● Problem statement
Filter the data for "输入姓名" and copy matching lines.

---- Listed entries

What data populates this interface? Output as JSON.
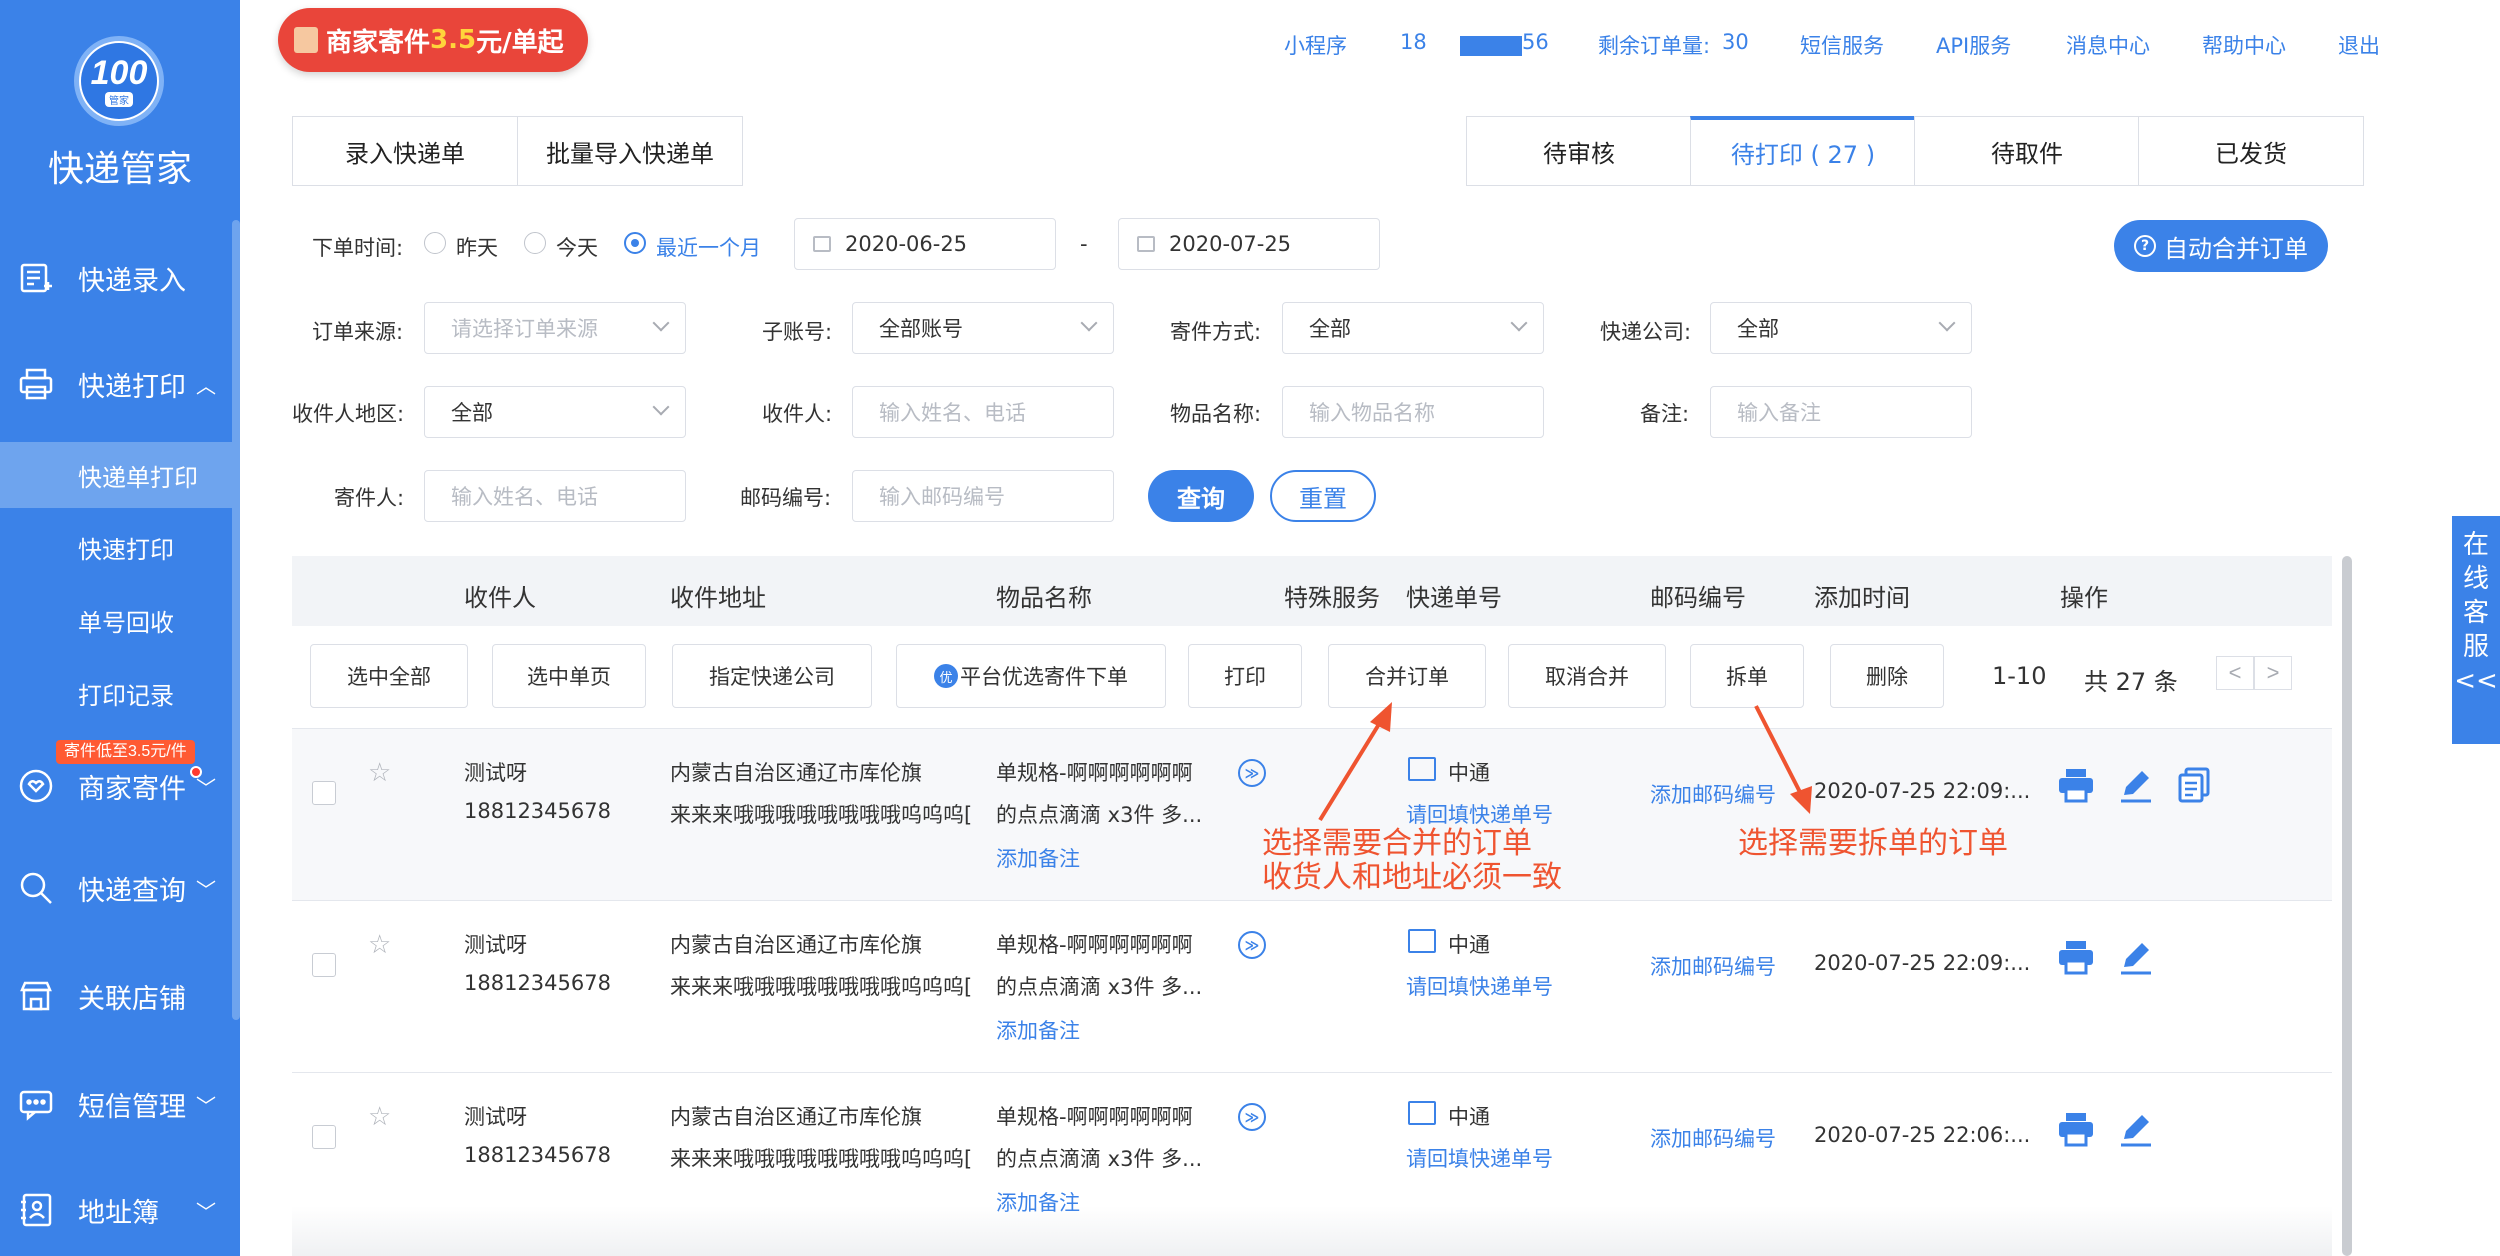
{
  "sidebar": {
    "logo_text": "100",
    "logo_sub": "管家",
    "title": "快递管家",
    "items": [
      {
        "label": "快递录入",
        "icon": "form-icon",
        "chevron": ""
      },
      {
        "label": "快递打印",
        "icon": "printer-icon",
        "chevron": "^"
      },
      {
        "label": "商家寄件",
        "icon": "heart-box-icon",
        "chevron": "v",
        "badge": "寄件低至3.5元/件"
      },
      {
        "label": "快递查询",
        "icon": "search-icon",
        "chevron": "v"
      },
      {
        "label": "关联店铺",
        "icon": "shop-icon",
        "chevron": ""
      },
      {
        "label": "短信管理",
        "icon": "message-icon",
        "chevron": "v"
      },
      {
        "label": "地址簿",
        "icon": "address-book-icon",
        "chevron": "v"
      }
    ],
    "subitems": [
      "快递单打印",
      "快速打印",
      "单号回收",
      "打印记录"
    ]
  },
  "banner": {
    "prefix": "商家寄件",
    "price": "3.5",
    "suffix": "元/单起"
  },
  "topnav": {
    "mini_program": "小程序",
    "phone_start": "18",
    "phone_end": "56",
    "remaining_label": "剩余订单量:",
    "remaining_value": "30",
    "sms": "短信服务",
    "api": "API服务",
    "messages": "消息中心",
    "help": "帮助中心",
    "logout": "退出"
  },
  "tabs_left": [
    "录入快递单",
    "批量导入快递单"
  ],
  "tabs_right": [
    "待审核",
    "待打印 ( 27 )",
    "待取件",
    "已发货"
  ],
  "filters": {
    "order_time_label": "下单时间:",
    "radios": [
      "昨天",
      "今天",
      "最近一个月"
    ],
    "date_start": "2020-06-25",
    "date_sep": "-",
    "date_end": "2020-07-25",
    "auto_merge": "自动合并订单",
    "source_label": "订单来源:",
    "source_placeholder": "请选择订单来源",
    "subaccount_label": "子账号:",
    "subaccount_value": "全部账号",
    "ship_method_label": "寄件方式:",
    "ship_method_value": "全部",
    "carrier_label": "快递公司:",
    "carrier_value": "全部",
    "region_label": "收件人地区:",
    "region_value": "全部",
    "recipient_label": "收件人:",
    "recipient_placeholder": "输入姓名、电话",
    "item_label": "物品名称:",
    "item_placeholder": "输入物品名称",
    "remark_label": "备注:",
    "remark_placeholder": "输入备注",
    "sender_label": "寄件人:",
    "sender_placeholder": "输入姓名、电话",
    "postcode_label": "邮码编号:",
    "postcode_placeholder": "输入邮码编号",
    "query": "查询",
    "reset": "重置"
  },
  "table": {
    "headers": [
      "收件人",
      "收件地址",
      "物品名称",
      "特殊服务",
      "快递单号",
      "邮码编号",
      "添加时间",
      "操作"
    ],
    "actions": [
      "选中全部",
      "选中单页",
      "指定快递公司",
      "平台优选寄件下单",
      "打印",
      "合并订单",
      "取消合并",
      "拆单",
      "删除"
    ],
    "preferred_badge": "优",
    "page_range": "1-10",
    "total": "共 27 条",
    "prev": "<",
    "next": ">",
    "rows": [
      {
        "name": "测试呀",
        "phone": "18812345678",
        "addr1": "内蒙古自治区通辽市库伦旗",
        "addr2": "来来来哦哦哦哦哦哦哦哦呜呜呜[",
        "item1": "单规格-啊啊啊啊啊啊",
        "item2": "的点点滴滴 x3件 多...",
        "add_note": "添加备注",
        "carrier": "中通",
        "fill_tracking": "请回填快递单号",
        "add_postcode": "添加邮码编号",
        "time": "2020-07-25 22:09:...",
        "copy": true
      },
      {
        "name": "测试呀",
        "phone": "18812345678",
        "addr1": "内蒙古自治区通辽市库伦旗",
        "addr2": "来来来哦哦哦哦哦哦哦哦呜呜呜[",
        "item1": "单规格-啊啊啊啊啊啊",
        "item2": "的点点滴滴 x3件 多...",
        "add_note": "添加备注",
        "carrier": "中通",
        "fill_tracking": "请回填快递单号",
        "add_postcode": "添加邮码编号",
        "time": "2020-07-25 22:09:...",
        "copy": false
      },
      {
        "name": "测试呀",
        "phone": "18812345678",
        "addr1": "内蒙古自治区通辽市库伦旗",
        "addr2": "来来来哦哦哦哦哦哦哦哦呜呜呜[",
        "item1": "单规格-啊啊啊啊啊啊",
        "item2": "的点点滴滴 x3件 多...",
        "add_note": "添加备注",
        "carrier": "中通",
        "fill_tracking": "请回填快递单号",
        "add_postcode": "添加邮码编号",
        "time": "2020-07-25 22:06:...",
        "copy": false
      }
    ]
  },
  "annotations": {
    "merge_line1": "选择需要合并的订单",
    "merge_line2": "收货人和地址必须一致",
    "split": "选择需要拆单的订单"
  },
  "online_service": [
    "在",
    "线",
    "客",
    "服",
    "<<"
  ],
  "colors": {
    "primary": "#3b82e8",
    "annotation": "#ef5430",
    "banner": "#e9453a"
  }
}
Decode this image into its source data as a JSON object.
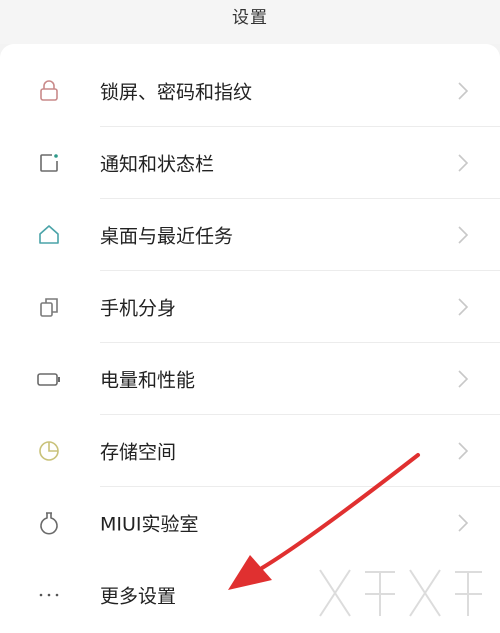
{
  "header": {
    "title": "设置"
  },
  "colors": {
    "lock": "#c98a8a",
    "notification": "#6a6a6a",
    "notification_dot": "#2f9a8a",
    "home": "#4aa3a8",
    "dual": "#7a7a7a",
    "battery": "#6a6a6a",
    "storage": "#c9c27a",
    "lab": "#6a6a6a",
    "more": "#555555",
    "chevron": "#c8c8c8",
    "annotation_arrow": "#e03030"
  },
  "settings": {
    "items": [
      {
        "label": "锁屏、密码和指纹",
        "icon": "lock-icon"
      },
      {
        "label": "通知和状态栏",
        "icon": "notification-icon"
      },
      {
        "label": "桌面与最近任务",
        "icon": "home-icon"
      },
      {
        "label": "手机分身",
        "icon": "dual-phone-icon"
      },
      {
        "label": "电量和性能",
        "icon": "battery-icon"
      },
      {
        "label": "存储空间",
        "icon": "storage-pie-icon"
      },
      {
        "label": "MIUI实验室",
        "icon": "flask-icon"
      },
      {
        "label": "更多设置",
        "icon": "more-dots-icon"
      }
    ]
  }
}
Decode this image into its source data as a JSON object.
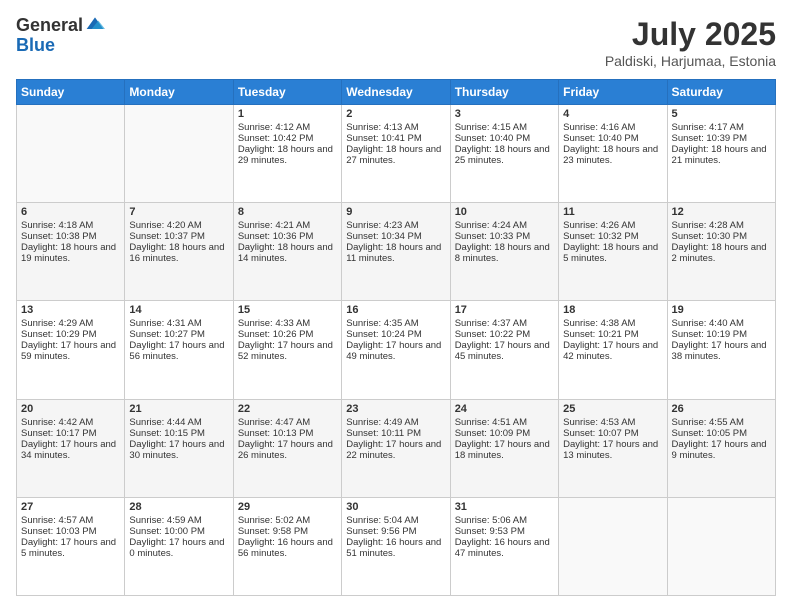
{
  "logo": {
    "general": "General",
    "blue": "Blue"
  },
  "title": "July 2025",
  "subtitle": "Paldiski, Harjumaa, Estonia",
  "headers": [
    "Sunday",
    "Monday",
    "Tuesday",
    "Wednesday",
    "Thursday",
    "Friday",
    "Saturday"
  ],
  "weeks": [
    [
      {
        "day": "",
        "content": ""
      },
      {
        "day": "",
        "content": ""
      },
      {
        "day": "1",
        "content": "Sunrise: 4:12 AM\nSunset: 10:42 PM\nDaylight: 18 hours and 29 minutes."
      },
      {
        "day": "2",
        "content": "Sunrise: 4:13 AM\nSunset: 10:41 PM\nDaylight: 18 hours and 27 minutes."
      },
      {
        "day": "3",
        "content": "Sunrise: 4:15 AM\nSunset: 10:40 PM\nDaylight: 18 hours and 25 minutes."
      },
      {
        "day": "4",
        "content": "Sunrise: 4:16 AM\nSunset: 10:40 PM\nDaylight: 18 hours and 23 minutes."
      },
      {
        "day": "5",
        "content": "Sunrise: 4:17 AM\nSunset: 10:39 PM\nDaylight: 18 hours and 21 minutes."
      }
    ],
    [
      {
        "day": "6",
        "content": "Sunrise: 4:18 AM\nSunset: 10:38 PM\nDaylight: 18 hours and 19 minutes."
      },
      {
        "day": "7",
        "content": "Sunrise: 4:20 AM\nSunset: 10:37 PM\nDaylight: 18 hours and 16 minutes."
      },
      {
        "day": "8",
        "content": "Sunrise: 4:21 AM\nSunset: 10:36 PM\nDaylight: 18 hours and 14 minutes."
      },
      {
        "day": "9",
        "content": "Sunrise: 4:23 AM\nSunset: 10:34 PM\nDaylight: 18 hours and 11 minutes."
      },
      {
        "day": "10",
        "content": "Sunrise: 4:24 AM\nSunset: 10:33 PM\nDaylight: 18 hours and 8 minutes."
      },
      {
        "day": "11",
        "content": "Sunrise: 4:26 AM\nSunset: 10:32 PM\nDaylight: 18 hours and 5 minutes."
      },
      {
        "day": "12",
        "content": "Sunrise: 4:28 AM\nSunset: 10:30 PM\nDaylight: 18 hours and 2 minutes."
      }
    ],
    [
      {
        "day": "13",
        "content": "Sunrise: 4:29 AM\nSunset: 10:29 PM\nDaylight: 17 hours and 59 minutes."
      },
      {
        "day": "14",
        "content": "Sunrise: 4:31 AM\nSunset: 10:27 PM\nDaylight: 17 hours and 56 minutes."
      },
      {
        "day": "15",
        "content": "Sunrise: 4:33 AM\nSunset: 10:26 PM\nDaylight: 17 hours and 52 minutes."
      },
      {
        "day": "16",
        "content": "Sunrise: 4:35 AM\nSunset: 10:24 PM\nDaylight: 17 hours and 49 minutes."
      },
      {
        "day": "17",
        "content": "Sunrise: 4:37 AM\nSunset: 10:22 PM\nDaylight: 17 hours and 45 minutes."
      },
      {
        "day": "18",
        "content": "Sunrise: 4:38 AM\nSunset: 10:21 PM\nDaylight: 17 hours and 42 minutes."
      },
      {
        "day": "19",
        "content": "Sunrise: 4:40 AM\nSunset: 10:19 PM\nDaylight: 17 hours and 38 minutes."
      }
    ],
    [
      {
        "day": "20",
        "content": "Sunrise: 4:42 AM\nSunset: 10:17 PM\nDaylight: 17 hours and 34 minutes."
      },
      {
        "day": "21",
        "content": "Sunrise: 4:44 AM\nSunset: 10:15 PM\nDaylight: 17 hours and 30 minutes."
      },
      {
        "day": "22",
        "content": "Sunrise: 4:47 AM\nSunset: 10:13 PM\nDaylight: 17 hours and 26 minutes."
      },
      {
        "day": "23",
        "content": "Sunrise: 4:49 AM\nSunset: 10:11 PM\nDaylight: 17 hours and 22 minutes."
      },
      {
        "day": "24",
        "content": "Sunrise: 4:51 AM\nSunset: 10:09 PM\nDaylight: 17 hours and 18 minutes."
      },
      {
        "day": "25",
        "content": "Sunrise: 4:53 AM\nSunset: 10:07 PM\nDaylight: 17 hours and 13 minutes."
      },
      {
        "day": "26",
        "content": "Sunrise: 4:55 AM\nSunset: 10:05 PM\nDaylight: 17 hours and 9 minutes."
      }
    ],
    [
      {
        "day": "27",
        "content": "Sunrise: 4:57 AM\nSunset: 10:03 PM\nDaylight: 17 hours and 5 minutes."
      },
      {
        "day": "28",
        "content": "Sunrise: 4:59 AM\nSunset: 10:00 PM\nDaylight: 17 hours and 0 minutes."
      },
      {
        "day": "29",
        "content": "Sunrise: 5:02 AM\nSunset: 9:58 PM\nDaylight: 16 hours and 56 minutes."
      },
      {
        "day": "30",
        "content": "Sunrise: 5:04 AM\nSunset: 9:56 PM\nDaylight: 16 hours and 51 minutes."
      },
      {
        "day": "31",
        "content": "Sunrise: 5:06 AM\nSunset: 9:53 PM\nDaylight: 16 hours and 47 minutes."
      },
      {
        "day": "",
        "content": ""
      },
      {
        "day": "",
        "content": ""
      }
    ]
  ]
}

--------

● Solved problem
    "recipient_placeholder": "输入姓名、电话",
    "sender_placeholder": "输入姓名、电话",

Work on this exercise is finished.